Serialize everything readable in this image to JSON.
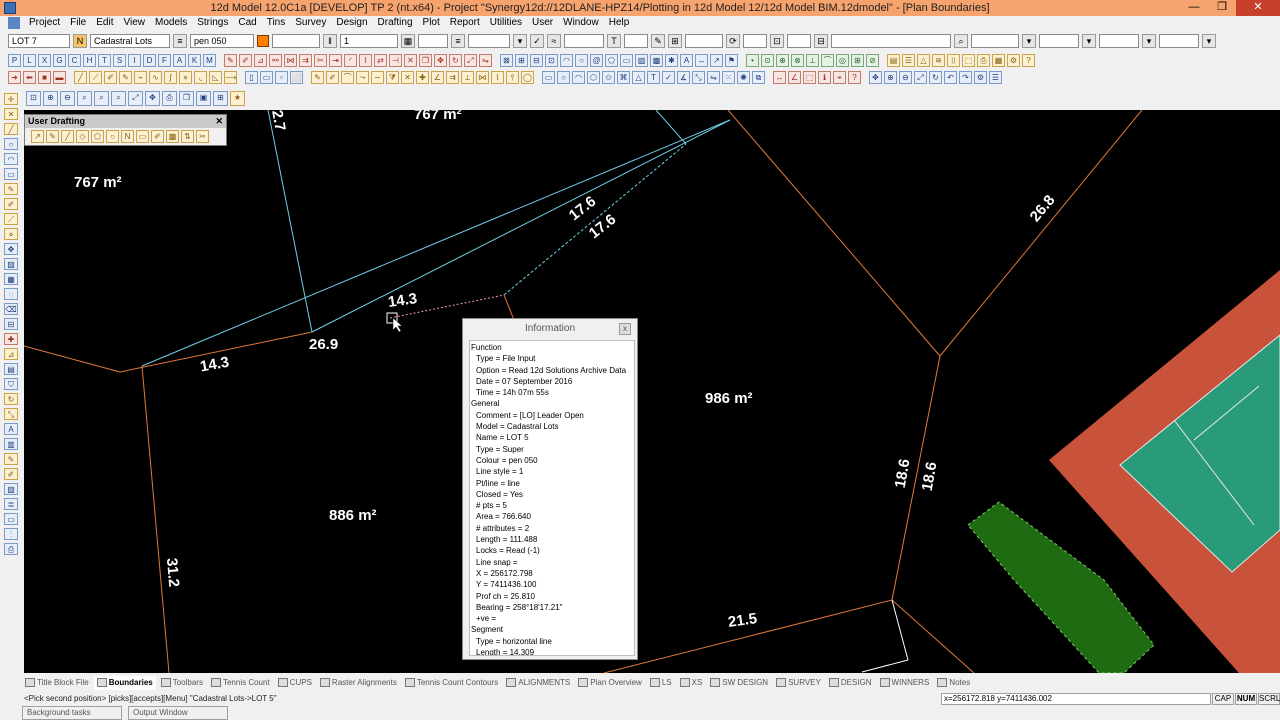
{
  "window": {
    "title": "12d Model  12.0C1a [DEVELOP] TP 2 (nt.x64) - Project \"Synergy12d://12DLANE-HPZ14/Plotting in 12d Model 12/12d Model BIM.12dmodel\" - [Plan Boundaries]",
    "minimize": "—",
    "maximize": "❐",
    "close": "✕"
  },
  "menu": [
    "Project",
    "File",
    "Edit",
    "View",
    "Models",
    "Strings",
    "Cad",
    "Tins",
    "Survey",
    "Design",
    "Drafting",
    "Plot",
    "Report",
    "Utilities",
    "User",
    "Window",
    "Help"
  ],
  "propbar": {
    "name": "LOT 7",
    "name_btn": "N",
    "model": "Cadastral Lots",
    "colour": "pen 050",
    "weight": "1",
    "text_btn": "T"
  },
  "toolbar_row1": [
    "P",
    "L",
    "X",
    "G",
    "C",
    "H",
    "T",
    "S",
    "I",
    "D",
    "F",
    "A",
    "K",
    "M"
  ],
  "user_drafting": {
    "title": "User Drafting",
    "close": "✕"
  },
  "canvas": {
    "labels": {
      "area_top": "767 m²",
      "area_left": "767 m²",
      "area_mid": "986 m²",
      "area_lower": "886 m²",
      "d_27": "2.7",
      "d_176a": "17.6",
      "d_176b": "17.6",
      "d_268": "26.8",
      "d_143a": "14.3",
      "d_269": "26.9",
      "d_143b": "14.3",
      "d_186a": "18.6",
      "d_186b": "18.6",
      "d_312": "31.2",
      "d_215": "21.5"
    }
  },
  "info": {
    "title": "Information",
    "close": "x",
    "lines": [
      {
        "text": "Function",
        "indent": false
      },
      {
        "text": "Type = File Input",
        "indent": true
      },
      {
        "text": "Option = Read 12d Solutions Archive Data",
        "indent": true
      },
      {
        "text": "Date = 07 September 2016",
        "indent": true
      },
      {
        "text": "Time = 14h 07m 55s",
        "indent": true
      },
      {
        "text": "General",
        "indent": false
      },
      {
        "text": "Comment = [LO]  Leader Open",
        "indent": true
      },
      {
        "text": "Model = Cadastral Lots",
        "indent": true
      },
      {
        "text": "Name = LOT 5",
        "indent": true
      },
      {
        "text": "Type = Super",
        "indent": true
      },
      {
        "text": "Colour = pen 050",
        "indent": true
      },
      {
        "text": "Line style = 1",
        "indent": true
      },
      {
        "text": "Pt/line = line",
        "indent": true
      },
      {
        "text": "Closed = Yes",
        "indent": true
      },
      {
        "text": "# pts = 5",
        "indent": true
      },
      {
        "text": "Area = 766.640",
        "indent": true
      },
      {
        "text": "# attributes = 2",
        "indent": true
      },
      {
        "text": "Length = 111.488",
        "indent": true
      },
      {
        "text": "Locks = Read (-1)",
        "indent": true
      },
      {
        "text": "Line snap =",
        "indent": true
      },
      {
        "text": "X = 256172.798",
        "indent": true
      },
      {
        "text": "Y = 7411436.100",
        "indent": true
      },
      {
        "text": "Prof ch = 25.810",
        "indent": true
      },
      {
        "text": "Bearing = 258°18'17.21\"",
        "indent": true
      },
      {
        "text": "+ve =",
        "indent": true
      },
      {
        "text": "Segment",
        "indent": false
      },
      {
        "text": "Type = horizontal line",
        "indent": true
      },
      {
        "text": "Length = 14.309",
        "indent": true
      }
    ]
  },
  "tabs": [
    {
      "label": "Title Block File",
      "active": false
    },
    {
      "label": "Boundaries",
      "active": true
    },
    {
      "label": "Toolbars",
      "active": false
    },
    {
      "label": "Tennis Count",
      "active": false
    },
    {
      "label": "CUPS",
      "active": false
    },
    {
      "label": "Raster Alignments",
      "active": false
    },
    {
      "label": "Tennis Count Contours",
      "active": false
    },
    {
      "label": "ALIGNMENTS",
      "active": false
    },
    {
      "label": "Plan Overview",
      "active": false
    },
    {
      "label": "LS",
      "active": false
    },
    {
      "label": "XS",
      "active": false
    },
    {
      "label": "SW DESIGN",
      "active": false
    },
    {
      "label": "SURVEY",
      "active": false
    },
    {
      "label": "DESIGN",
      "active": false
    },
    {
      "label": "WINNERS",
      "active": false
    },
    {
      "label": "Notes",
      "active": false
    }
  ],
  "status": {
    "message": "<Pick second position> [picks][accepts][Menu] \"Cadastral Lots->LOT 5\"",
    "coords": "x=256172.818 y=7411436.002",
    "keys": [
      "CAP",
      "NUM",
      "SCRL"
    ]
  },
  "panes": [
    "Background tasks",
    "Output Window"
  ],
  "colors": {
    "lot_line": "#e07a3a",
    "easement_line": "#6fd0e8",
    "court_surround": "#c8523a",
    "court_green": "#2a9b7a",
    "vegetation": "#1f6b12"
  }
}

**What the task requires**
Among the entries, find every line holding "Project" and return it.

**Exercise result**
    "title": "12d Model  12.0C1a [DEVELOP] TP 2 (nt.x64) - Project \"Synergy12d://12DLANE-HPZ14/Plotting in 12d Model 12/12d Model BIM.12dmodel\" - [Plan Boundaries]",
    "Project",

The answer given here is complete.